Gulzar’s presence at the Bangalore Literature Festival was like a star appearing on the morning skies. The warmth of his persona was as soothing as his poetry, finds Deepa Ganesh
Years have caught up, but not much has changed with Gulzar. His kurta-pyjama of sparkling starchy whiteness, his sonorous voice resonating with emotional restraint, his grace and his proclaimed love for the ‘common man’ – it’s intact. This remarkable poet-lyricist-filmmaker, who was the star at the Bangalore Literary Festival, was a picture of grace and what was even more striking, apart from his stunning golden mojris, was his undiminished passion for poetry. “Such festivals are important for writers. It tells us if our writing is still working,” said Gulzar, who read his poems to an audience that was all over the place.
Gulzar, who came into the film industry after a few years as a car mechanic, began his film career with Bimal Roy’s film Bandni. From a very modest beginning, Gulzar went on to be one of the finest lyricists of India – a writer who wrote about nature, human relationships, and political issues with rare lyricism and poignancy. “My family didn’t want me to be a writer,” remembers the octogenarian Gulzar. “Back then, every middle class family wanted its children to be well-settled,” and being a writer meant “being a burden on his brothers,” as his father said. “I think their concern was justified. It was all so uncertain,” said Gulzar. But Gulzar’s accidental meeting with Bimal Roy went on to be one of his most intense and enduring relationships and Gulzar records this with vivid detail in an essay.

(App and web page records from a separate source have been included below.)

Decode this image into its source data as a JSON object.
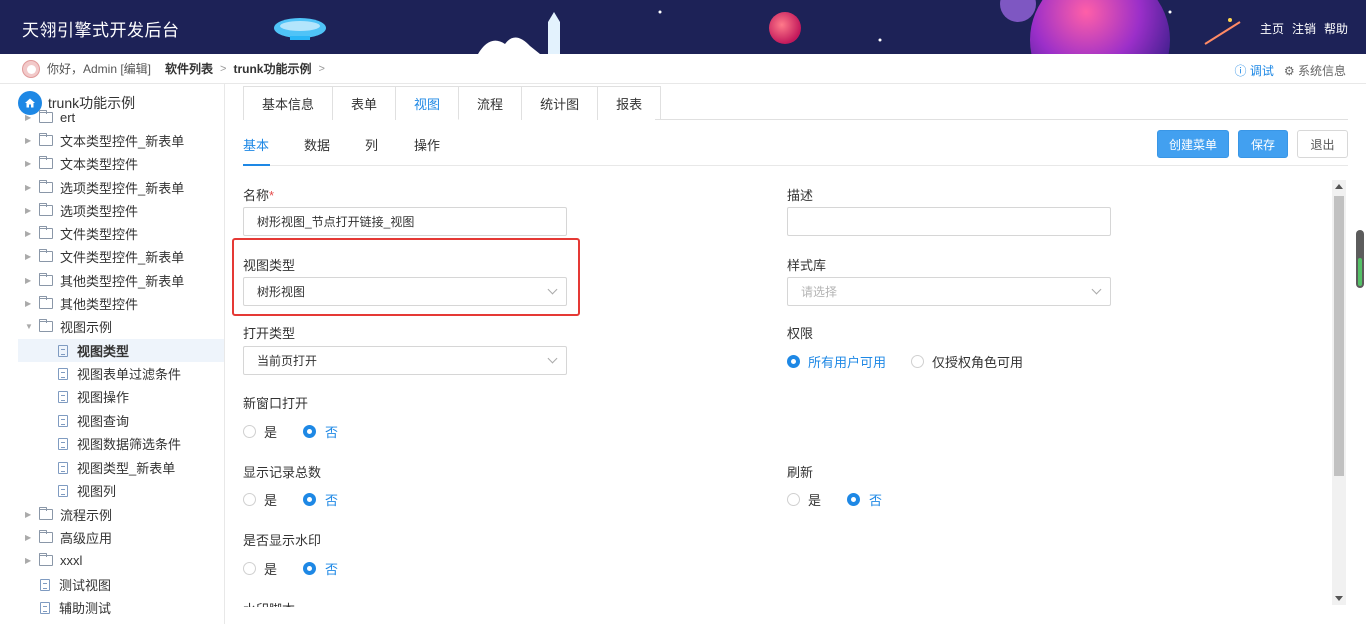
{
  "header": {
    "title": "天翎引擎式开发后台",
    "links": [
      "主页",
      "注销",
      "帮助"
    ]
  },
  "crumbbar": {
    "greeting": "你好，Admin [编辑]",
    "crumbs": [
      "软件列表",
      "trunk功能示例"
    ],
    "debug": "调试",
    "sysinfo": "系统信息"
  },
  "sidebar": {
    "root": "trunk功能示例",
    "items": [
      {
        "label": "ert",
        "type": "folder"
      },
      {
        "label": "文本类型控件_新表单",
        "type": "folder"
      },
      {
        "label": "文本类型控件",
        "type": "folder"
      },
      {
        "label": "选项类型控件_新表单",
        "type": "folder"
      },
      {
        "label": "选项类型控件",
        "type": "folder"
      },
      {
        "label": "文件类型控件",
        "type": "folder"
      },
      {
        "label": "文件类型控件_新表单",
        "type": "folder"
      },
      {
        "label": "其他类型控件_新表单",
        "type": "folder"
      },
      {
        "label": "其他类型控件",
        "type": "folder"
      },
      {
        "label": "视图示例",
        "type": "folder-open"
      },
      {
        "label": "视图类型",
        "type": "child",
        "selected": true
      },
      {
        "label": "视图表单过滤条件",
        "type": "child"
      },
      {
        "label": "视图操作",
        "type": "child"
      },
      {
        "label": "视图查询",
        "type": "child"
      },
      {
        "label": "视图数据筛选条件",
        "type": "child"
      },
      {
        "label": "视图类型_新表单",
        "type": "child"
      },
      {
        "label": "视图列",
        "type": "child"
      },
      {
        "label": "流程示例",
        "type": "folder"
      },
      {
        "label": "高级应用",
        "type": "folder"
      },
      {
        "label": "xxxl",
        "type": "folder"
      },
      {
        "label": "测试视图",
        "type": "file"
      },
      {
        "label": "辅助测试",
        "type": "file"
      }
    ]
  },
  "tabs": [
    "基本信息",
    "表单",
    "视图",
    "流程",
    "统计图",
    "报表"
  ],
  "subtabs": [
    "基本",
    "数据",
    "列",
    "操作"
  ],
  "buttons": {
    "create_menu": "创建菜单",
    "save": "保存",
    "exit": "退出"
  },
  "form": {
    "name_label": "名称",
    "name_required": "*",
    "name_value": "树形视图_节点打开链接_视图",
    "desc_label": "描述",
    "desc_value": "",
    "view_type_label": "视图类型",
    "view_type_value": "树形视图",
    "style_label": "样式库",
    "style_placeholder": "请选择",
    "open_type_label": "打开类型",
    "open_type_value": "当前页打开",
    "permission_label": "权限",
    "permission_options": [
      "所有用户可用",
      "仅授权角色可用"
    ],
    "new_window_label": "新窗口打开",
    "show_total_label": "显示记录总数",
    "refresh_label": "刷新",
    "watermark_label": "是否显示水印",
    "yes": "是",
    "no": "否",
    "watermark_script_label": "水印脚本"
  },
  "colors": {
    "header_bg": "#1d2257",
    "accent": "#1e88e5",
    "highlight": "#e53935"
  }
}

If Gulzar’s poetry haunts you with its soft-sad, romantic, surreal and philosophical qualities — all in a sweep — as a person Gulzar is no less intense. The sleepless nights that he spent beside the ailing Bimalda’s bed, the roza he kept for Meena Kumari when the actress was ill, and his relationship with R.D. Burman who he says was the “anchor of his life” — his poems cannot help being what they are. In an interview, Gulzar recalling RD, said “I spent so many years with Pancham, we would drum our fingers on the walls, on the dashboards of our cars and on the balustrades on the terrace to get the rhythm and the score for my lyrics right. He was such a restless soul. I miss him.” With a persona that’s so drawn to life, if Gulzar idolises Mirza Ghalib for reasons more than just poetry, it’s no surprise. By his own admission, “Ghalib’s poems, his lifestyle, his behaviour everything are a great inspiration. When people carried religion on their shoulders, Ghalib spoke of humanity. He lost seven children and carried a huge sadness within him. Yet, he was known for his sense of humour.”
Gulzar has haunted generations of Indians across the length and breadth of the country, as a lyricist, and a filmmaker.
Many at the Literary Festival saw him through the great pieces of poetry he wrote for films; but Gulzar wasn’t particularly flattered. “It somehow always comes back to films,” he quipped light-heartedly, as he read his nazms to an audience that seemed to know them all. “Nothing misses his eye,” said Sanjana Roy Choudhury, who moderated Gulzar’s poetry session. “The richness of his poetry lies in the vivid imagery. His poems on the same subject evoke completely different tones, textures, moods and colours,” she added. Gulzar read two nazms on rain – one spoke of how rain battered the poor and homeless, and the other celebrated its beauty in evocative splendour (“Paani ko lag jaata hain paanv”). In “Mein kuch kuch bhoolta jaata hoon” – a poem on memory and separation – Gulzar writes, “It’s a long time since I soaked in the rain of your voice.”
The audience was full of requests, and the most affable Gulzar did take them. In a style and a voice that’s so winning, the poet read “Makaan ki oopri manzil mein ab koi nahin rehta”, “Kuch kuch uski baton se mein ab sehmat hoon” and many others to a huge gathering of poetry lovers who got excited with each word. “Nazm is not just what the image communicates; scratch and there’s more,” he insisted that the craft of poetry has to be learnt like the basics of music. Making a rather important observation about the rise of literary festivals, Gulzar said, “the demand for regional cinema is going down, but local literary festivals are on the rise. You cannot suppress local cultures.”
Many of Gulzar’s poems speak of the pain of Partition (his home in Punjab is now in Pakistan). He read his famous poem, “Subah subah ik khwab ki dastak par darwaza khola, dekha…”, and followed it with “a revised version” of it.
The optimist that Gulzar is, and a great believer in democracy, he expressed his immense admiration for the younger brigade of writers — ‘they are honest and outspoken’.
There was no way Gulzar saab could leave – a huge queue for autographs, photographs, aspiring poets wanted advice, and some just wanted to stand in his vicinity. Gulzar had space for all, a word for everyone and a smile for even the sundry.
Just moments ago, Gulzar had recited “Aaya tha, mila thaa, chalaa gayaa”.